Gas sees its bridging role reduced
The long-term outlook for global natural gas demand remains stronger than other fossil fuels, with continued growth over the owing largely to continued industrial demand in Asia and the Middle East.
In Europe, however, the growth is essentially over. The Green Deal, which aims to achieve net zero carbon emissions by 2050, limits the long-term growth potential of natural gas, while the European Green Taxonomy effectively excludes unabated gas.
In 2020, record low gas prices and demand destruction through COVID-19 put pressure on gas companies’ 2020 financial metrics, and growing regulatory pressure in Europe has led to outlook revisions for gas utilities in the U.K. and Spain.
Still, we believe that short-term risks generally manageable for most large-rated European gas producers and utilities thanks to supportive regulations, diversification, capex and dividend cuts.
The fundamental challenge for gas will come from its contribution to global emissions and the growing commercial and policy-driven pressure to skip, or at least accelerate, the bridging role of gas.
That said, gas will likely remain an instrumental part of Europe’s energy mix until 2030, as expected growth in renewables is unlikely to make up for the shortfall prompted by nuclear and coal phaseouts.
Ultimately, the energy transition makes European gas players re-think their long-term strategies. Many European producers – who once viewed gas as a key part of their long-term decarbonisation strategies – are now diversifying more.

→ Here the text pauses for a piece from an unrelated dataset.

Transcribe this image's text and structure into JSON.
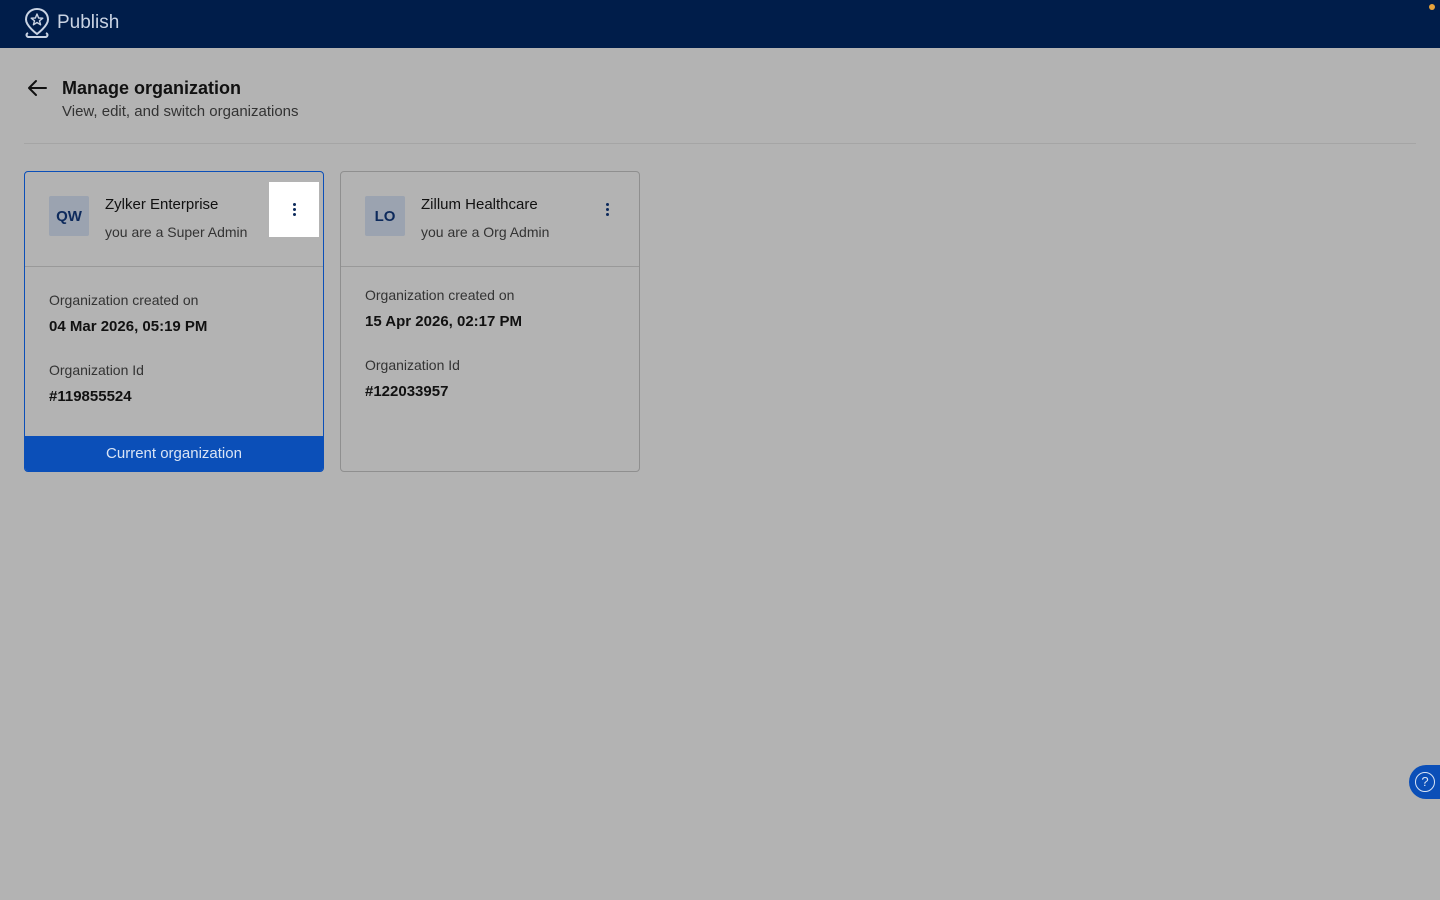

Instead, companies like BP are now increasingly aiming to become diversified energy players through investments in renewables; carbon capture, utilisation, storage; and hydrogen – with an eye on achieving zero-net emissions by 2050.